Interview - Abbey Road is number one again, The Beatles are back at the top of the charts and the author who, perhaps, knows more about the band's final glorious but troubled year is coming to Harrogate this weekend.
Fans heading to the Crown Hotel this Sunday afternoon for Music in the 60s and 70s at the Raworths Literature Festival will see a discussion with three terrific music writers, including Tom Doyle and Stuart Cosgrove.
But it's Ken McNab who will be the big draw for followers of the Fab Four.
The Scottish writer's new book, And in the End: The Last Days of the Beatles, take a deep dive into the story of the world's greatest band month by month in 1969, the final year before they split up.
Rather than telling the same old stories, McNab has taken the same dedication to uncovering new information shown by fellow Beatles expert Mark Lewisohn in his definitive 2013 book Tune In: The Beatles: All These Years Vol 1.
Ken said: "The problem with the story of The Beatles is the story becomes myth, then the myth becomes legend.
"The idea was to track down as many people still alive who were in the band's orbit at the time.
"I've put in the hard yards for the book.
"When you talk to people and scrape below the surface, that's when the diamonds emerge."
A big Beatles fan, himself, McNab's previous book in 2002, The Beatles in Scotland, saw him determined to interview at least one eye witness of every show the group played north of the border between 1960 and 1965.
McNab said: "I took the same approach to this book as my first book.
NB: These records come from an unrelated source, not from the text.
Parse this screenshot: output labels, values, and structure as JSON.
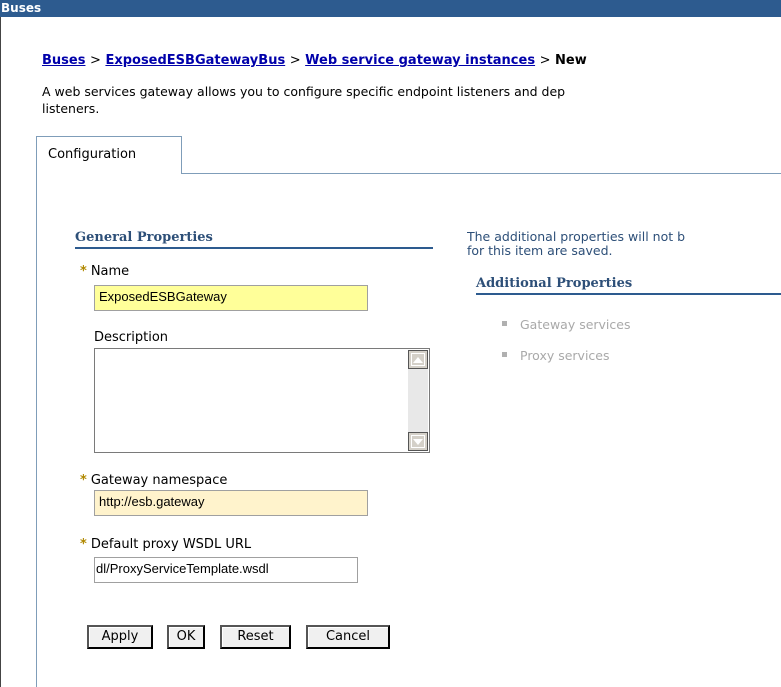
{
  "window": {
    "title": "Buses"
  },
  "breadcrumb": {
    "items": [
      "Buses",
      "ExposedESBGatewayBus",
      "Web service gateway instances"
    ],
    "current": "New",
    "separator": ">"
  },
  "description": "A web services gateway allows you to configure specific endpoint listeners and dep\nlisteners.",
  "tabs": [
    {
      "label": "Configuration"
    }
  ],
  "general": {
    "heading": "General Properties",
    "required_marker": "*",
    "name": {
      "label": "Name",
      "value": "ExposedESBGateway"
    },
    "description": {
      "label": "Description",
      "value": ""
    },
    "namespace": {
      "label": "Gateway namespace",
      "value": "http://esb.gateway"
    },
    "wsdl": {
      "label": "Default proxy WSDL URL",
      "value": "dl/ProxyServiceTemplate.wsdl"
    }
  },
  "buttons": {
    "apply": "Apply",
    "ok": "OK",
    "reset": "Reset",
    "cancel": "Cancel"
  },
  "additional": {
    "note": "The additional properties will not b\nfor this item are saved.",
    "heading": "Additional Properties",
    "items": [
      {
        "label": "Gateway services"
      },
      {
        "label": "Proxy services"
      }
    ]
  },
  "colors": {
    "title_bar": "#2d5b8f",
    "link": "#0000aa",
    "section_heading": "#2d4f78",
    "required_marker": "#b08800",
    "name_field": "#ffff99",
    "namespace_field": "#fff3cc"
  },
  "icons": {
    "scroll_up": "triangle-up-icon",
    "scroll_down": "triangle-down-icon",
    "list_bullet": "square-bullet-icon"
  }
}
You had to go to the ordinary people and talk to them.
"1969 really was a tumultuous year for The Beatles.
"It's a story in three acts - the music, which was still great; business difficulties at Apple which brought in Allan Klein who was a divisive figure; and Northern Songs, their publishing company.
"The last stand between Lennon and McCartney as a unit was their battle to retain copyright of their own songs and it was a battle they lost.
"Abbey Road was their last love letter to the world."
As to who was to blame for the band splitting up the following year, the writer swerves the usual cliches of Allan Klein or Yoko Ono or heroin or, even Lennon, who told the band in secret in September in 1969, or McCartney, who told the world in public in April 1970.
McNab said: "History always blames McCartney for the break-up but there were so many complications going on in the background.
"John Lennon at that time was like a volcano trapped in ice. His mood swings determined a lot.
"It was time for them to stop anyway.
The band that defined the decade split up at the end of the decade.
It was the right time for them to step off the carousel.
"They bowed out at the peak of their powers."
Having looked at each month of 1969 in forensic detail, I ask McNab if he intends to do the same for 1970 next year when the 50th anniversary of Let It Be comes around.
His answer is blunt.
McNab said: "I enjoyed doing the book and I am still a big fan. of The Beatles."
"I think in that particular decade they did change the world.
"But I am done with The Beatles. My next project is about music but it won't feature them."
Raworths Literature Festival presents Music in the 60s and 70s, The Crown Hotel, Harrogate, Sunday, October 20, 3pm.